=== Begin Enclosure ===

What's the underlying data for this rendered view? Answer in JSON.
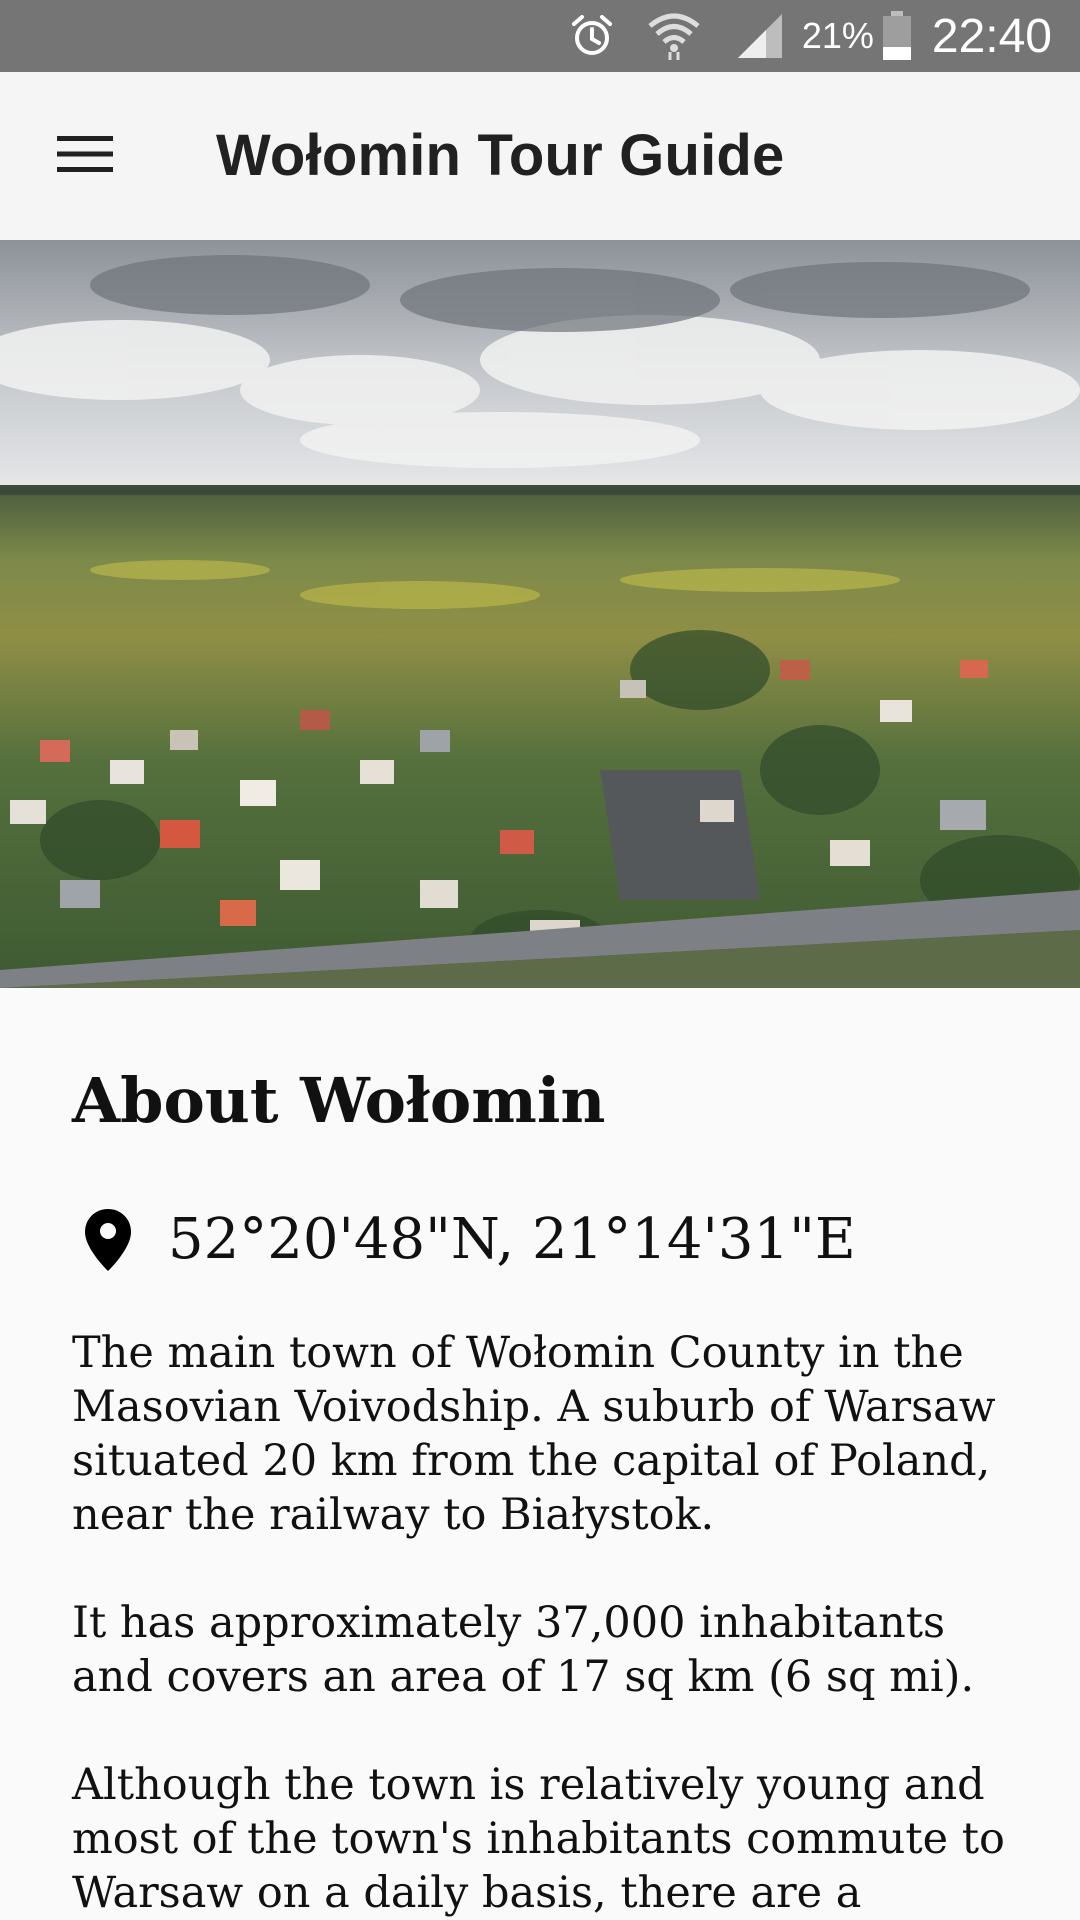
{
  "status_bar": {
    "icons": [
      "alarm-icon",
      "wifi-icon",
      "signal-icon",
      "battery-icon"
    ],
    "battery_percent": "21%",
    "time": "22:40"
  },
  "app_bar": {
    "menu_icon": "hamburger-menu-icon",
    "title": "Wołomin Tour Guide"
  },
  "hero": {
    "description_icon": "aerial-town-photo"
  },
  "about": {
    "title": "About Wołomin",
    "location_icon": "map-pin-icon",
    "coordinates": "52°20'48\"N, 21°14'31\"E",
    "paragraphs": [
      "The main town of Wołomin County in the Masovian Voivodship. A suburb of Warsaw situated 20 km from the capital of Poland, near the railway to Białystok.",
      "It has approximately 37,000 inhabitants and covers an area of 17 sq km (6 sq mi).",
      "Although the town is relatively young and most of the town's inhabitants commute to Warsaw on a daily basis, there are a"
    ]
  },
  "colors": {
    "status_bar": "#757575",
    "app_bar": "#f5f5f5",
    "background": "#fafafa",
    "text": "#111111"
  }
}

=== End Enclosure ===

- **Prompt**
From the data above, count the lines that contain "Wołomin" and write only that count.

- **Reply to the task**
3